As promised, Corporal Wiley has returned!
Spill Zone is my first original graphic novel. As I’ve said in previous posts, part of the fun of writing it has been exploring the commonalities and differences between comics and prose. My favorite moments are when I can pretend to direct a film, while at the same time keeping the affordances of a novel in hand.
For example, take the first two pages of this passage. Corporal Wiley and his National Guard pals are hanging out at the diner, talking shit, and the “camera” holds the exact same shot for four panels. But, way off in the background, there’s a little drama playing out in miniature—Marty waiting by his truck for Addison, who arrives in art collector Tan’ea Vandersloot’s limo.
This deep background is hard to see, and maybe goes noticed until it explodes into the foreground (in the last panel of that second page, p111). A reversal in focus like this would be weird in a prose novel. Text has trouble asserting things like, “There’s this event happening in the background, but you don’t really see it yet.”

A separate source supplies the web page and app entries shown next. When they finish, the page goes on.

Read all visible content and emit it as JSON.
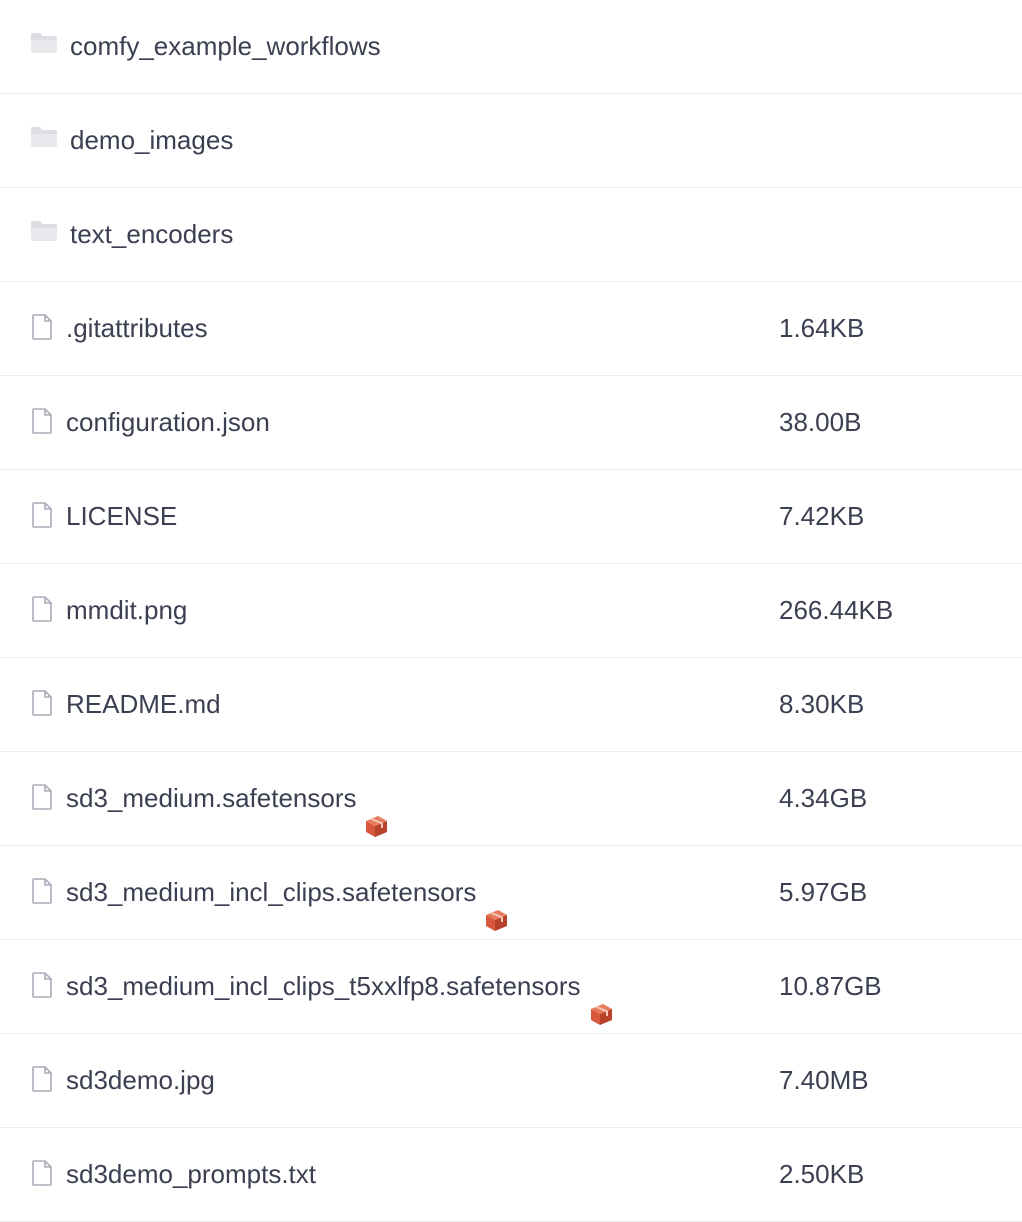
{
  "folders": [
    {
      "name": "comfy_example_workflows",
      "icon": "folder-icon"
    },
    {
      "name": "demo_images",
      "icon": "folder-icon"
    },
    {
      "name": "text_encoders",
      "icon": "folder-icon"
    }
  ],
  "files": [
    {
      "name": ".gitattributes",
      "size": "1.64KB",
      "icon": "file-icon",
      "lfs": false
    },
    {
      "name": "configuration.json",
      "size": "38.00B",
      "icon": "file-icon",
      "lfs": false
    },
    {
      "name": "LICENSE",
      "size": "7.42KB",
      "icon": "file-icon",
      "lfs": false
    },
    {
      "name": "mmdit.png",
      "size": "266.44KB",
      "icon": "file-icon",
      "lfs": false
    },
    {
      "name": "README.md",
      "size": "8.30KB",
      "icon": "file-icon",
      "lfs": false
    },
    {
      "name": "sd3_medium.safetensors",
      "size": "4.34GB",
      "icon": "file-icon",
      "lfs": true
    },
    {
      "name": "sd3_medium_incl_clips.safetensors",
      "size": "5.97GB",
      "icon": "file-icon",
      "lfs": true
    },
    {
      "name": "sd3_medium_incl_clips_t5xxlfp8.safetensors",
      "size": "10.87GB",
      "icon": "file-icon",
      "lfs": true
    },
    {
      "name": "sd3demo.jpg",
      "size": "7.40MB",
      "icon": "file-icon",
      "lfs": false
    },
    {
      "name": "sd3demo_prompts.txt",
      "size": "2.50KB",
      "icon": "file-icon",
      "lfs": false
    }
  ],
  "colors": {
    "text": "#3b3f52",
    "divider": "#ececef",
    "icon": "#a8abb8",
    "lfs_badge": "#d9573b"
  }
}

Film also has a problem with this sort of trick, because there’s a risk of the action going completely unnoticed. You can’t rewind a film the way you can a book to go back and see what you missed. (At least, not without completely disrupting the narrative.)

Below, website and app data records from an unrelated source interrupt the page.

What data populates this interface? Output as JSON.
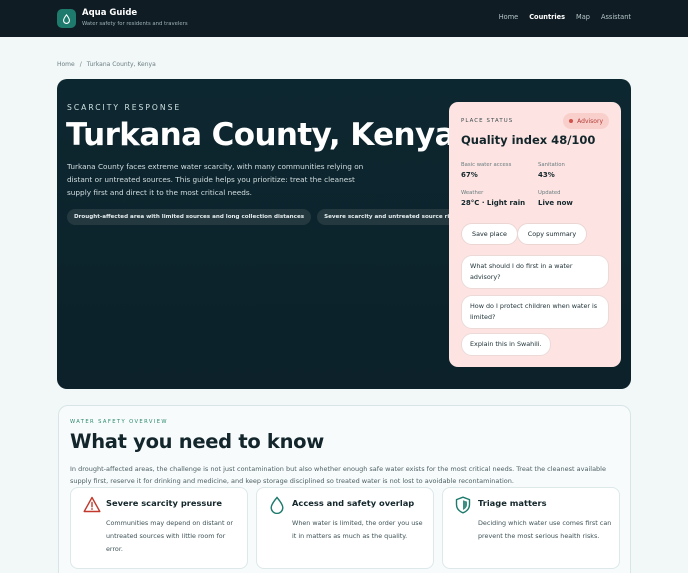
{
  "header": {
    "brand_name": "Aqua Guide",
    "brand_tagline": "Water safety for residents and travelers",
    "logo_icon": "water-drop-icon",
    "nav": [
      "Home",
      "Countries",
      "Map",
      "Assistant"
    ],
    "active_nav": "Countries"
  },
  "breadcrumb": {
    "home": "Home",
    "separator": "/",
    "current": "Turkana County, Kenya"
  },
  "hero": {
    "eyebrow": "SCARCITY RESPONSE",
    "title": "Turkana County, Kenya",
    "description": "Turkana County faces extreme water scarcity, with many communities relying on distant or untreated sources. This guide helps you prioritize: treat the cleanest supply first and direct it to the most critical needs.",
    "chips": [
      "Drought-affected area with limited sources and long collection distances",
      "Severe scarcity and untreated source risk"
    ]
  },
  "status": {
    "label": "PLACE STATUS",
    "badge": "Advisory",
    "quality": "Quality index 48/100",
    "stats": [
      {
        "key": "Basic water access",
        "value": "67%"
      },
      {
        "key": "Sanitation",
        "value": "43%"
      },
      {
        "key": "Weather",
        "value": "28°C · Light rain"
      },
      {
        "key": "Updated",
        "value": "Live now"
      }
    ],
    "buttons": {
      "save": "Save place",
      "copy": "Copy summary"
    },
    "prompts": [
      "What should I do first in a water advisory?",
      "How do I protect children when water is limited?",
      "Explain this in Swahili."
    ]
  },
  "overview": {
    "eyebrow": "WATER SAFETY OVERVIEW",
    "title": "What you need to know",
    "description": "In drought-affected areas, the challenge is not just contamination but also whether enough safe water exists for the most critical needs. Treat the cleanest available supply first, reserve it for drinking and medicine, and keep storage disciplined so treated water is not lost to avoidable recontamination.",
    "features": [
      {
        "icon": "warning-triangle-icon",
        "title": "Severe scarcity pressure",
        "desc": "Communities may depend on distant or untreated sources with little room for error."
      },
      {
        "icon": "water-drop-icon",
        "title": "Access and safety overlap",
        "desc": "When water is limited, the order you use it in matters as much as the quality."
      },
      {
        "icon": "shield-icon",
        "title": "Triage matters",
        "desc": "Deciding which water use comes first can prevent the most serious health risks."
      }
    ]
  },
  "colors": {
    "topbar": "#0f1c23",
    "hero": "#0d2730",
    "status_card": "#fde4e2",
    "advisory": "#b13a34",
    "accent_green": "#2d8a6c"
  }
}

But comics can do both. We can show something in the deep background, with the certainty that a reader who’s missed it can scan the page again, rewinding time at their pleasure.
As a boring-old-prose-novels writer, I use Spill Zone as an opportunity to deploy these tricks whenever possible. It’s like I’m a skier who’s borrowed a friend’s snowboard, so I want to spend all my time in the half pipe. I can slalom anytime.
Also, those cupcakes look yummy.
See you Wednesday for the next installment!